■ Instructions for the task
Repeat the entries that follow verbatim, without any of their pictures.
*** Entries provided ***
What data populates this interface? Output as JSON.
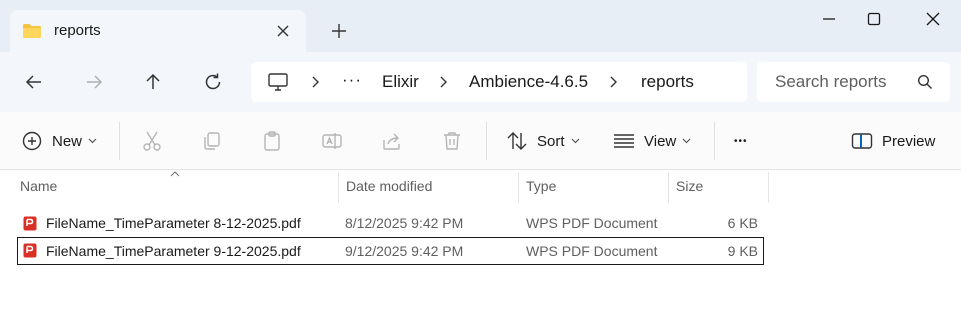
{
  "window": {
    "tab_title": "reports"
  },
  "address": {
    "overflow": "···",
    "crumbs": [
      "Elixir",
      "Ambience-4.6.5",
      "reports"
    ]
  },
  "search": {
    "placeholder": "Search reports"
  },
  "toolbar": {
    "new_label": "New",
    "sort_label": "Sort",
    "view_label": "View",
    "more_label": "•••",
    "preview_label": "Preview"
  },
  "columns": {
    "name": "Name",
    "date": "Date modified",
    "type": "Type",
    "size": "Size"
  },
  "files": [
    {
      "name": "FileName_TimeParameter 8-12-2025.pdf",
      "date": "8/12/2025 9:42 PM",
      "type": "WPS PDF Document",
      "size": "6 KB",
      "selected": false
    },
    {
      "name": "FileName_TimeParameter 9-12-2025.pdf",
      "date": "9/12/2025 9:42 PM",
      "type": "WPS PDF Document",
      "size": "9 KB",
      "selected": true
    }
  ],
  "colors": {
    "titlebar_bg": "#e8eef6",
    "folder": "#f4c542",
    "pdf": "#d93025",
    "accent": "#0067c0"
  }
}
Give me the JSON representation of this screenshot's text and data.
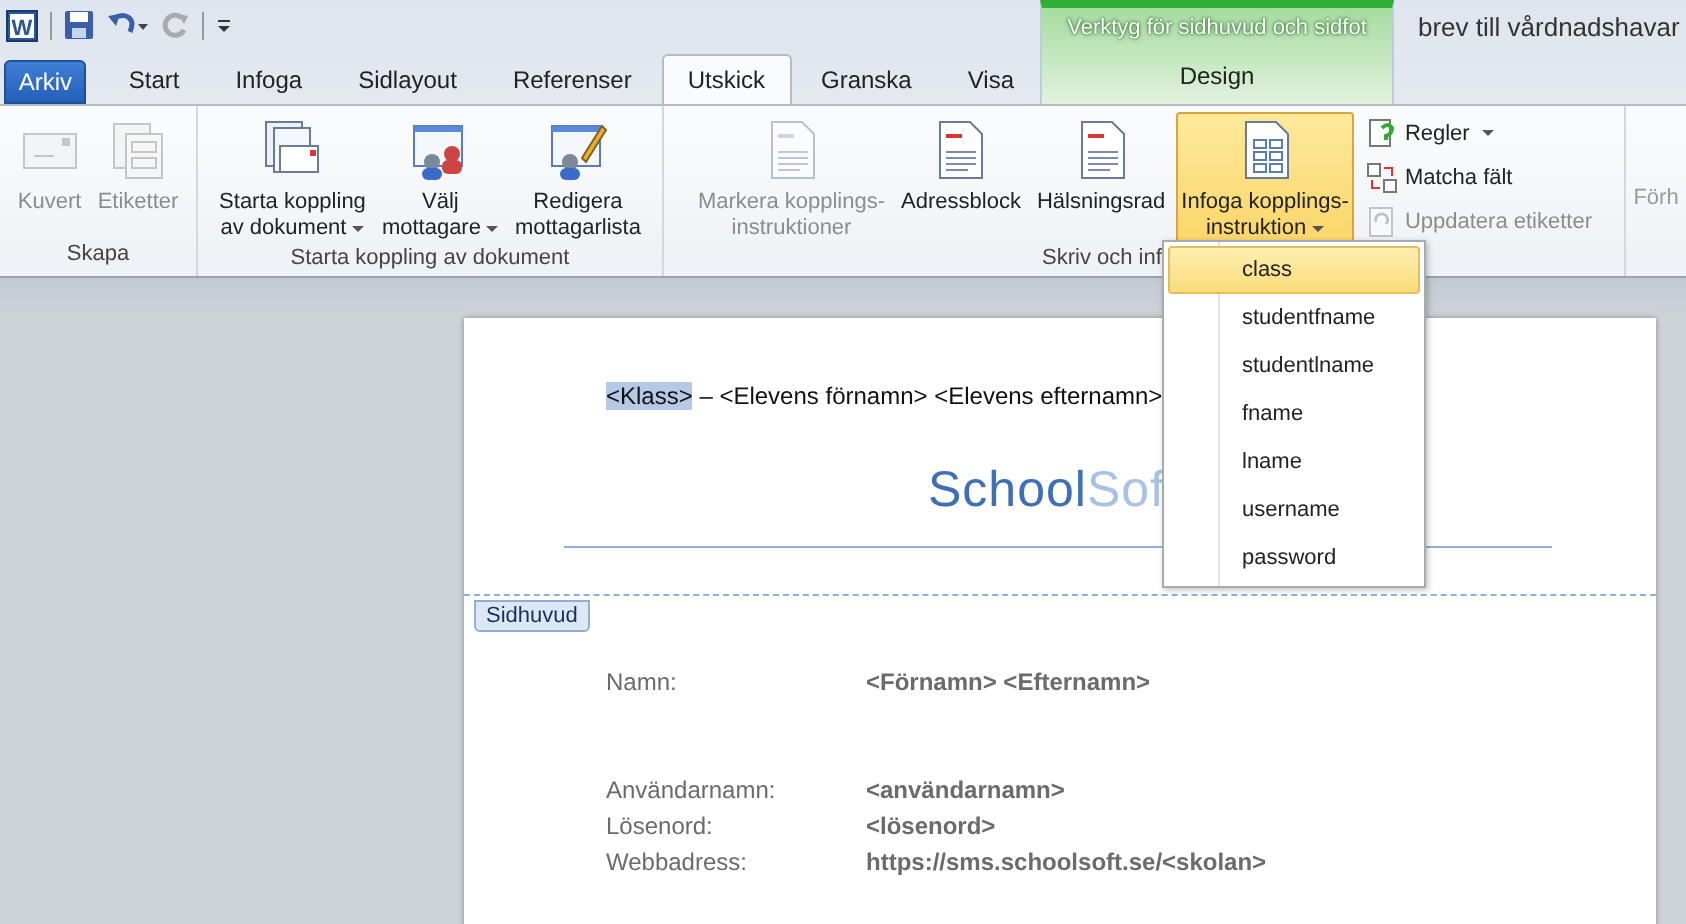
{
  "window": {
    "title": "brev till vårdnadshavar",
    "app_icon_letter": "W"
  },
  "contextual_group": {
    "title": "Verktyg för sidhuvud och sidfot",
    "tab": {
      "label": "Design",
      "selected": false
    }
  },
  "tabs": [
    {
      "label": "Arkiv",
      "kind": "file",
      "selected": false
    },
    {
      "label": "Start",
      "kind": "tab",
      "selected": false
    },
    {
      "label": "Infoga",
      "kind": "tab",
      "selected": false
    },
    {
      "label": "Sidlayout",
      "kind": "tab",
      "selected": false
    },
    {
      "label": "Referenser",
      "kind": "tab",
      "selected": false
    },
    {
      "label": "Utskick",
      "kind": "tab",
      "selected": true
    },
    {
      "label": "Granska",
      "kind": "tab",
      "selected": false
    },
    {
      "label": "Visa",
      "kind": "tab",
      "selected": false
    }
  ],
  "ribbon_groups": [
    {
      "label": "Skapa",
      "buttons": [
        {
          "lines": [
            "Kuvert"
          ],
          "disabled": true,
          "dropdown": false,
          "pressed": false
        },
        {
          "lines": [
            "Etiketter"
          ],
          "disabled": true,
          "dropdown": false,
          "pressed": false
        }
      ]
    },
    {
      "label": "Starta koppling av dokument",
      "buttons": [
        {
          "lines": [
            "Starta koppling",
            "av dokument"
          ],
          "disabled": false,
          "dropdown": true,
          "pressed": false
        },
        {
          "lines": [
            "Välj",
            "mottagare"
          ],
          "disabled": false,
          "dropdown": true,
          "pressed": false
        },
        {
          "lines": [
            "Redigera",
            "mottagarlista"
          ],
          "disabled": false,
          "dropdown": false,
          "pressed": false
        }
      ]
    },
    {
      "label": "Skriv och inf",
      "buttons": [
        {
          "lines": [
            "Markera kopplings-",
            "instruktioner"
          ],
          "disabled": true,
          "dropdown": false,
          "pressed": false
        },
        {
          "lines": [
            "Adressblock"
          ],
          "disabled": false,
          "dropdown": false,
          "pressed": false
        },
        {
          "lines": [
            "Hälsningsrad"
          ],
          "disabled": false,
          "dropdown": false,
          "pressed": false
        },
        {
          "lines": [
            "Infoga kopplings-",
            "instruktion"
          ],
          "disabled": false,
          "dropdown": true,
          "pressed": true
        }
      ],
      "small_buttons": [
        {
          "label": "Regler",
          "disabled": false,
          "dropdown": true
        },
        {
          "label": "Matcha fält",
          "disabled": false,
          "dropdown": false
        },
        {
          "label": "Uppdatera etiketter",
          "disabled": true,
          "dropdown": false
        }
      ]
    },
    {
      "cut_text": "Förh"
    }
  ],
  "merge_field_menu": [
    {
      "label": "class",
      "selected": true
    },
    {
      "label": "studentfname",
      "selected": false
    },
    {
      "label": "studentlname",
      "selected": false
    },
    {
      "label": "fname",
      "selected": false
    },
    {
      "label": "lname",
      "selected": false
    },
    {
      "label": "username",
      "selected": false
    },
    {
      "label": "password",
      "selected": false
    }
  ],
  "document": {
    "header_text": [
      {
        "text": "<Klass>",
        "selected": true
      },
      {
        "text": " – <Elevens förnamn> <Elevens efternamn>",
        "selected": false
      }
    ],
    "logo": {
      "primary": "School",
      "secondary": "Sof"
    },
    "header_tag": "Sidhuvud",
    "field_groups": [
      [
        {
          "label": "Namn:",
          "value": "<Förnamn> <Efternamn>"
        }
      ],
      [
        {
          "label": "Användarnamn:",
          "value": "<användarnamn>"
        },
        {
          "label": "Lösenord:",
          "value": "<lösenord>"
        },
        {
          "label": "Webbadress:",
          "value": "https://sms.schoolsoft.se/<skolan>"
        }
      ]
    ]
  }
}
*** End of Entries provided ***
■ Result
What data populates this interface? Output as JSON.
{
  "window": {
    "tab_title": "reports"
  },
  "address": {
    "overflow": "···",
    "crumbs": [
      "Elixir",
      "Ambience-4.6.5",
      "reports"
    ]
  },
  "search": {
    "placeholder": "Search reports"
  },
  "toolbar": {
    "new_label": "New",
    "sort_label": "Sort",
    "view_label": "View",
    "more_label": "•••",
    "preview_label": "Preview"
  },
  "columns": {
    "name": "Name",
    "date": "Date modified",
    "type": "Type",
    "size": "Size"
  },
  "files": [
    {
      "name": "FileName_TimeParameter 8-12-2025.pdf",
      "date": "8/12/2025 9:42 PM",
      "type": "WPS PDF Document",
      "size": "6 KB",
      "selected": false
    },
    {
      "name": "FileName_TimeParameter 9-12-2025.pdf",
      "date": "9/12/2025 9:42 PM",
      "type": "WPS PDF Document",
      "size": "9 KB",
      "selected": true
    }
  ],
  "colors": {
    "titlebar_bg": "#e8eef6",
    "folder": "#f4c542",
    "pdf": "#d93025",
    "accent": "#0067c0"
  }
}
Give me the JSON representation of this screenshot's text and data.
{
  "window": {
    "title": "brev till vårdnadshavar",
    "app_icon_letter": "W"
  },
  "contextual_group": {
    "title": "Verktyg för sidhuvud och sidfot",
    "tab": {
      "label": "Design",
      "selected": false
    }
  },
  "tabs": [
    {
      "label": "Arkiv",
      "kind": "file",
      "selected": false
    },
    {
      "label": "Start",
      "kind": "tab",
      "selected": false
    },
    {
      "label": "Infoga",
      "kind": "tab",
      "selected": false
    },
    {
      "label": "Sidlayout",
      "kind": "tab",
      "selected": false
    },
    {
      "label": "Referenser",
      "kind": "tab",
      "selected": false
    },
    {
      "label": "Utskick",
      "kind": "tab",
      "selected": true
    },
    {
      "label": "Granska",
      "kind": "tab",
      "selected": false
    },
    {
      "label": "Visa",
      "kind": "tab",
      "selected": false
    }
  ],
  "ribbon_groups": [
    {
      "label": "Skapa",
      "buttons": [
        {
          "lines": [
            "Kuvert"
          ],
          "disabled": true,
          "dropdown": false,
          "pressed": false
        },
        {
          "lines": [
            "Etiketter"
          ],
          "disabled": true,
          "dropdown": false,
          "pressed": false
        }
      ]
    },
    {
      "label": "Starta koppling av dokument",
      "buttons": [
        {
          "lines": [
            "Starta koppling",
            "av dokument"
          ],
          "disabled": false,
          "dropdown": true,
          "pressed": false
        },
        {
          "lines": [
            "Välj",
            "mottagare"
          ],
          "disabled": false,
          "dropdown": true,
          "pressed": false
        },
        {
          "lines": [
            "Redigera",
            "mottagarlista"
          ],
          "disabled": false,
          "dropdown": false,
          "pressed": false
        }
      ]
    },
    {
      "label": "Skriv och inf",
      "buttons": [
        {
          "lines": [
            "Markera kopplings-",
            "instruktioner"
          ],
          "disabled": true,
          "dropdown": false,
          "pressed": false
        },
        {
          "lines": [
            "Adressblock"
          ],
          "disabled": false,
          "dropdown": false,
          "pressed": false
        },
        {
          "lines": [
            "Hälsningsrad"
          ],
          "disabled": false,
          "dropdown": false,
          "pressed": false
        },
        {
          "lines": [
            "Infoga kopplings-",
            "instruktion"
          ],
          "disabled": false,
          "dropdown": true,
          "pressed": true
        }
      ],
      "small_buttons": [
        {
          "label": "Regler",
          "disabled": false,
          "dropdown": true
        },
        {
          "label": "Matcha fält",
          "disabled": false,
          "dropdown": false
        },
        {
          "label": "Uppdatera etiketter",
          "disabled": true,
          "dropdown": false
        }
      ]
    },
    {
      "cut_text": "Förh"
    }
  ],
  "merge_field_menu": [
    {
      "label": "class",
      "selected": true
    },
    {
      "label": "studentfname",
      "selected": false
    },
    {
      "label": "studentlname",
      "selected": false
    },
    {
      "label": "fname",
      "selected": false
    },
    {
      "label": "lname",
      "selected": false
    },
    {
      "label": "username",
      "selected": false
    },
    {
      "label": "password",
      "selected": false
    }
  ],
  "document": {
    "header_text": [
      {
        "text": "<Klass>",
        "selected": true
      },
      {
        "text": " – <Elevens förnamn> <Elevens efternamn>",
        "selected": false
      }
    ],
    "logo": {
      "primary": "School",
      "secondary": "Sof"
    },
    "header_tag": "Sidhuvud",
    "field_groups": [
      [
        {
          "label": "Namn:",
          "value": "<Förnamn> <Efternamn>"
        }
      ],
      [
        {
          "label": "Användarnamn:",
          "value": "<användarnamn>"
        },
        {
          "label": "Lösenord:",
          "value": "<lösenord>"
        },
        {
          "label": "Webbadress:",
          "value": "https://sms.schoolsoft.se/<skolan>"
        }
      ]
    ]
  }
}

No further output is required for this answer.